Your objective
The records below need to come back exactly as they are, pictures omitted.

Data about app and page elements:
[Start of Attachment]
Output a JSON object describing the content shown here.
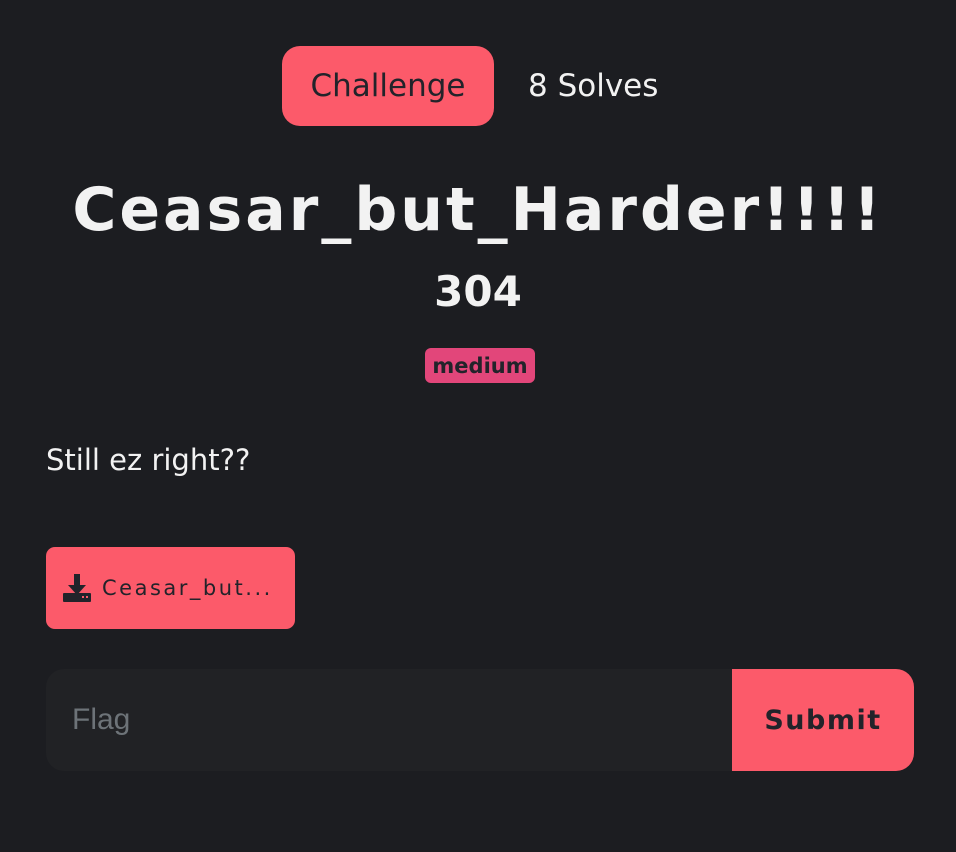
{
  "tabs": {
    "challenge_label": "Challenge",
    "solves_label": "8 Solves"
  },
  "challenge": {
    "name": "Ceasar_but_Harder!!!!",
    "points": "304",
    "difficulty": "medium",
    "description": "Still ez right??"
  },
  "files": [
    {
      "label": "Ceasar_but...",
      "icon": "download-icon"
    }
  ],
  "flag_form": {
    "placeholder": "Flag",
    "value": "",
    "submit_label": "Submit"
  },
  "colors": {
    "background": "#1c1d21",
    "accent": "#fc5a6a",
    "badge": "#e2467a",
    "input_background": "#212225",
    "text": "#f2f2f2",
    "dark_text": "#22232a"
  }
}
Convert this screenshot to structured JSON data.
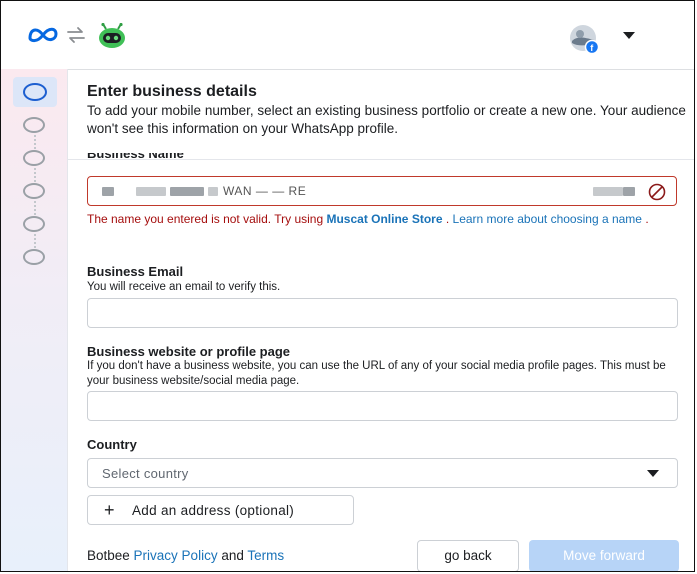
{
  "header": {
    "icons": [
      "meta-logo",
      "swap-arrows-icon",
      "bot-avatar",
      "profile-avatar-with-facebook-badge",
      "caret-down-icon"
    ]
  },
  "stepper": {
    "steps": [
      {
        "state": "active"
      },
      {
        "state": "pending"
      },
      {
        "state": "pending"
      },
      {
        "state": "pending"
      },
      {
        "state": "pending"
      },
      {
        "state": "pending"
      }
    ]
  },
  "page": {
    "title": "Enter business details",
    "intro": "To add your mobile number, select an existing business portfolio or create a new one. Your audience won't see this information on your WhatsApp profile."
  },
  "business_name": {
    "label": "Business Name",
    "value_visible": "— —  ————— — —  — — —",
    "typed_fragment": "WAN — — RE",
    "error_prefix": "The name you entered is not valid. Try using ",
    "suggestion": "Muscat Online Store",
    "error_mid": " . ",
    "learn_more": "Learn more about choosing a name",
    "error_suffix": " .",
    "error_color": "#a50e0e"
  },
  "business_email": {
    "label": "Business Email",
    "help": "You will receive an email to verify this.",
    "value": "",
    "placeholder": ""
  },
  "business_website": {
    "label": "Business website or profile page",
    "help": "If you don't have a business website, you can use the URL of any of your social media profile pages. This must be your business website/social media page.",
    "value": "",
    "placeholder": ""
  },
  "country": {
    "label": "Country",
    "selected": "Select country"
  },
  "add_address": {
    "label": "Add an address (optional)"
  },
  "footer": {
    "app_name": "Botbee ",
    "privacy": "Privacy Policy",
    "and": " and ",
    "terms": "Terms",
    "back_label": "go back",
    "forward_label": "Move forward"
  },
  "colors": {
    "accent": "#1a73b8",
    "disabled_primary": "#b7d4f7",
    "error": "#c0392b"
  }
}
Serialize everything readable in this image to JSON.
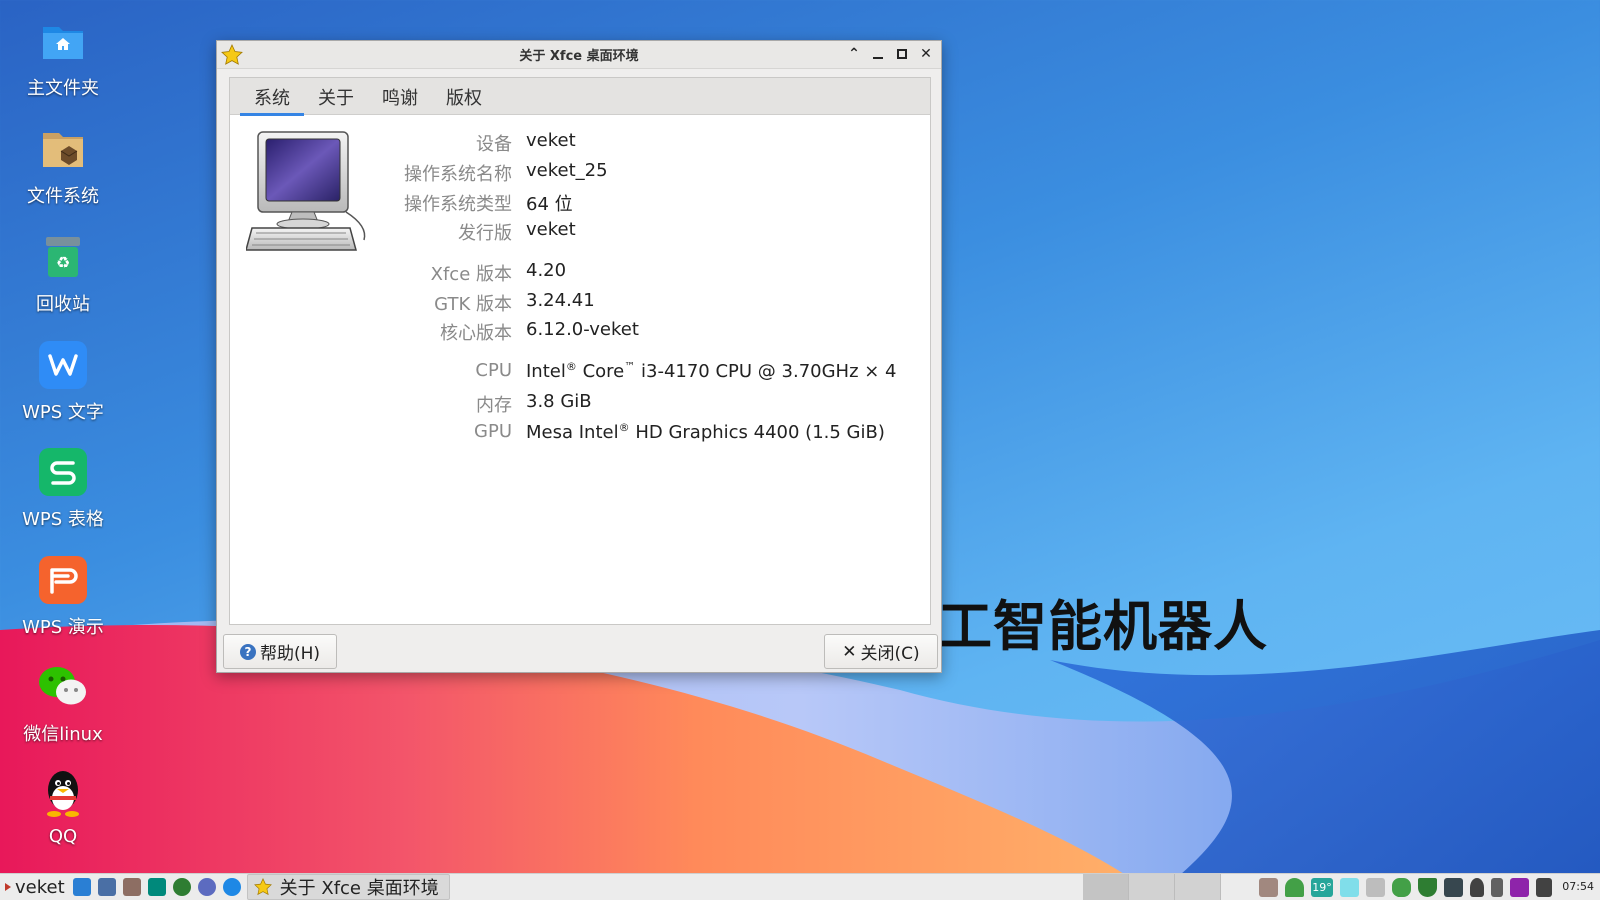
{
  "wallpaper": {
    "text": "工智能机器人"
  },
  "desktop": {
    "icons": [
      {
        "label": "主文件夹",
        "icon": "home-folder-icon"
      },
      {
        "label": "文件系统",
        "icon": "filesystem-folder-icon"
      },
      {
        "label": "回收站",
        "icon": "trash-icon"
      },
      {
        "label": "WPS 文字",
        "icon": "wps-writer-icon"
      },
      {
        "label": "WPS 表格",
        "icon": "wps-spreadsheet-icon"
      },
      {
        "label": "WPS 演示",
        "icon": "wps-presentation-icon"
      },
      {
        "label": "微信linux",
        "icon": "wechat-icon"
      },
      {
        "label": "QQ",
        "icon": "qq-penguin-icon"
      }
    ]
  },
  "window": {
    "title": "关于 Xfce 桌面环境",
    "tabs": [
      {
        "label": "系统",
        "active": true
      },
      {
        "label": "关于"
      },
      {
        "label": "鸣谢"
      },
      {
        "label": "版权"
      }
    ],
    "info": {
      "device": {
        "key": "设备",
        "value": "veket"
      },
      "os_name": {
        "key": "操作系统名称",
        "value": "veket_25"
      },
      "os_type": {
        "key": "操作系统类型",
        "value": "64 位"
      },
      "distro": {
        "key": "发行版",
        "value": "veket"
      },
      "xfce": {
        "key": "Xfce 版本",
        "value": "4.20"
      },
      "gtk": {
        "key": "GTK 版本",
        "value": "3.24.41"
      },
      "kernel": {
        "key": "核心版本",
        "value": "6.12.0-veket"
      },
      "cpu": {
        "key": "CPU",
        "v1": "Intel",
        "v2": "Core",
        "v3": "i3-4170 CPU @ 3.70GHz × 4",
        "reg": "®",
        "tm": "™"
      },
      "memory": {
        "key": "内存",
        "value": "3.8 GiB"
      },
      "gpu": {
        "key": "GPU",
        "v1": "Mesa Intel",
        "v2": "HD Graphics 4400 (1.5 GiB)",
        "reg": "®"
      }
    },
    "help_button": "帮助(H)",
    "close_button": "关闭(C)",
    "close_glyph": "✕"
  },
  "taskbar": {
    "menu_label": "veket",
    "task_title": "关于 Xfce 桌面环境",
    "tray_temp": "19°",
    "clock": "07:54"
  },
  "colors": {
    "accent": "#3584e4"
  }
}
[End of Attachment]
Answer space
Output a JSON object describing the content shown here.
{
  "tabs": {
    "challenge_label": "Challenge",
    "solves_label": "8 Solves"
  },
  "challenge": {
    "name": "Ceasar_but_Harder!!!!",
    "points": "304",
    "difficulty": "medium",
    "description": "Still ez right??"
  },
  "files": [
    {
      "label": "Ceasar_but...",
      "icon": "download-icon"
    }
  ],
  "flag_form": {
    "placeholder": "Flag",
    "value": "",
    "submit_label": "Submit"
  },
  "colors": {
    "background": "#1c1d21",
    "accent": "#fc5a6a",
    "badge": "#e2467a",
    "input_background": "#212225",
    "text": "#f2f2f2",
    "dark_text": "#22232a"
  }
}
Convert this screenshot to structured JSON data.
{
  "header": {
    "icons": [
      "meta-logo",
      "swap-arrows-icon",
      "bot-avatar",
      "profile-avatar-with-facebook-badge",
      "caret-down-icon"
    ]
  },
  "stepper": {
    "steps": [
      {
        "state": "active"
      },
      {
        "state": "pending"
      },
      {
        "state": "pending"
      },
      {
        "state": "pending"
      },
      {
        "state": "pending"
      },
      {
        "state": "pending"
      }
    ]
  },
  "page": {
    "title": "Enter business details",
    "intro": "To add your mobile number, select an existing business portfolio or create a new one. Your audience won't see this information on your WhatsApp profile."
  },
  "business_name": {
    "label": "Business Name",
    "value_visible": "— —  ————— — —  — — —",
    "typed_fragment": "WAN — — RE",
    "error_prefix": "The name you entered is not valid. Try using ",
    "suggestion": "Muscat Online Store",
    "error_mid": " . ",
    "learn_more": "Learn more about choosing a name",
    "error_suffix": " .",
    "error_color": "#a50e0e"
  },
  "business_email": {
    "label": "Business Email",
    "help": "You will receive an email to verify this.",
    "value": "",
    "placeholder": ""
  },
  "business_website": {
    "label": "Business website or profile page",
    "help": "If you don't have a business website, you can use the URL of any of your social media profile pages. This must be your business website/social media page.",
    "value": "",
    "placeholder": ""
  },
  "country": {
    "label": "Country",
    "selected": "Select country"
  },
  "add_address": {
    "label": "Add an address (optional)"
  },
  "footer": {
    "app_name": "Botbee ",
    "privacy": "Privacy Policy",
    "and": " and ",
    "terms": "Terms",
    "back_label": "go back",
    "forward_label": "Move forward"
  },
  "colors": {
    "accent": "#1a73b8",
    "disabled_primary": "#b7d4f7",
    "error": "#c0392b"
  }
}
Serialize everything readable in this image to JSON.
{
  "wallpaper": {
    "text": "工智能机器人"
  },
  "desktop": {
    "icons": [
      {
        "label": "主文件夹",
        "icon": "home-folder-icon"
      },
      {
        "label": "文件系统",
        "icon": "filesystem-folder-icon"
      },
      {
        "label": "回收站",
        "icon": "trash-icon"
      },
      {
        "label": "WPS 文字",
        "icon": "wps-writer-icon"
      },
      {
        "label": "WPS 表格",
        "icon": "wps-spreadsheet-icon"
      },
      {
        "label": "WPS 演示",
        "icon": "wps-presentation-icon"
      },
      {
        "label": "微信linux",
        "icon": "wechat-icon"
      },
      {
        "label": "QQ",
        "icon": "qq-penguin-icon"
      }
    ]
  },
  "window": {
    "title": "关于 Xfce 桌面环境",
    "tabs": [
      {
        "label": "系统",
        "active": true
      },
      {
        "label": "关于"
      },
      {
        "label": "鸣谢"
      },
      {
        "label": "版权"
      }
    ],
    "info": {
      "device": {
        "key": "设备",
        "value": "veket"
      },
      "os_name": {
        "key": "操作系统名称",
        "value": "veket_25"
      },
      "os_type": {
        "key": "操作系统类型",
        "value": "64 位"
      },
      "distro": {
        "key": "发行版",
        "value": "veket"
      },
      "xfce": {
        "key": "Xfce 版本",
        "value": "4.20"
      },
      "gtk": {
        "key": "GTK 版本",
        "value": "3.24.41"
      },
      "kernel": {
        "key": "核心版本",
        "value": "6.12.0-veket"
      },
      "cpu": {
        "key": "CPU",
        "v1": "Intel",
        "v2": "Core",
        "v3": "i3-4170 CPU @ 3.70GHz × 4",
        "reg": "®",
        "tm": "™"
      },
      "memory": {
        "key": "内存",
        "value": "3.8 GiB"
      },
      "gpu": {
        "key": "GPU",
        "v1": "Mesa Intel",
        "v2": "HD Graphics 4400 (1.5 GiB)",
        "reg": "®"
      }
    },
    "help_button": "帮助(H)",
    "close_button": "关闭(C)",
    "close_glyph": "✕"
  },
  "taskbar": {
    "menu_label": "veket",
    "task_title": "关于 Xfce 桌面环境",
    "tray_temp": "19°",
    "clock": "07:54"
  },
  "colors": {
    "accent": "#3584e4"
  }
}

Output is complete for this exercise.